◆ Brief ◆
Read through the listing below, and copy every line where the string "there" appears.
——————————
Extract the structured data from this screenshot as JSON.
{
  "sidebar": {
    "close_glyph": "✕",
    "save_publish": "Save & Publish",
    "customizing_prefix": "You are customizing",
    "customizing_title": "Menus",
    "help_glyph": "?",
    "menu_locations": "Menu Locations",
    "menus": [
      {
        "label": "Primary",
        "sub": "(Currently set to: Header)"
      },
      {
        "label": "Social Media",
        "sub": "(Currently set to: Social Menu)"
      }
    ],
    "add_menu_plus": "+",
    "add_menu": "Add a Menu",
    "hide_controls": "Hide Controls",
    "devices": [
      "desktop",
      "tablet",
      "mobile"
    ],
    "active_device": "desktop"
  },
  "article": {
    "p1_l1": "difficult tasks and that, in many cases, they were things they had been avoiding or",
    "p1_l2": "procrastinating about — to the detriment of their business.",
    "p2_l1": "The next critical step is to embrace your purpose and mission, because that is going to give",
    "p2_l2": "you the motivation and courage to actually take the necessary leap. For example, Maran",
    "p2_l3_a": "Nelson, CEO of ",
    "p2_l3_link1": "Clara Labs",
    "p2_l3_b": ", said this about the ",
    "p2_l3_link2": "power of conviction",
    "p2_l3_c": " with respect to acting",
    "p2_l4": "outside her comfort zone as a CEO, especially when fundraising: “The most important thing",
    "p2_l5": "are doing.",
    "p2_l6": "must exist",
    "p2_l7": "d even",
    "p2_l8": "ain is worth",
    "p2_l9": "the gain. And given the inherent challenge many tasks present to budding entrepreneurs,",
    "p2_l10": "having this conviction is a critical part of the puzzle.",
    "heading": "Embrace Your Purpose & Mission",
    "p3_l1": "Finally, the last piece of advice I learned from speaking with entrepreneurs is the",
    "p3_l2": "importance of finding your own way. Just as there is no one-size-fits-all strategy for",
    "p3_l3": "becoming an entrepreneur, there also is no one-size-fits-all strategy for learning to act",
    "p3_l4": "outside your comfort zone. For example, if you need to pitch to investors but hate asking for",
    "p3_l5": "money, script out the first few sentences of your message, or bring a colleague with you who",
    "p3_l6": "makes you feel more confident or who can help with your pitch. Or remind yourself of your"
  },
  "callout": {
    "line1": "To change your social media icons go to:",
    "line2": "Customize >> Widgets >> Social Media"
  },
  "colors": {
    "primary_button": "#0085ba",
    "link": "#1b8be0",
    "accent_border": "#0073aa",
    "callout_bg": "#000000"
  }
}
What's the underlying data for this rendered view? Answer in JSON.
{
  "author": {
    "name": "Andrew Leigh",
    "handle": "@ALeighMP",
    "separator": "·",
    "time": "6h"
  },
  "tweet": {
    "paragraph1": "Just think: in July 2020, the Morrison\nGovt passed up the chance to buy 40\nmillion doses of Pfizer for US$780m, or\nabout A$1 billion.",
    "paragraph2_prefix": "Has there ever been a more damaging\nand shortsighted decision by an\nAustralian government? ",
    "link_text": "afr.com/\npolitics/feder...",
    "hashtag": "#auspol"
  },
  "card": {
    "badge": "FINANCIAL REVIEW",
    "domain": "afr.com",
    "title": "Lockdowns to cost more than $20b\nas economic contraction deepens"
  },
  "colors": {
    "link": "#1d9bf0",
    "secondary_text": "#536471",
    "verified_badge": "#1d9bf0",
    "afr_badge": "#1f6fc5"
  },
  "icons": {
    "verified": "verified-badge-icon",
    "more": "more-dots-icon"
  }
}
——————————
◆ Answer for this exercise ◆
    "p3_l2": "importance of finding your own way. Just as there is no one-size-fits-all strategy for",
    "p3_l3": "becoming an entrepreneur, there also is no one-size-fits-all strategy for learning to act",
    "paragraph2_prefix": "Has there ever been a more damaging\nand shortsighted decision by an\nAustralian government? ",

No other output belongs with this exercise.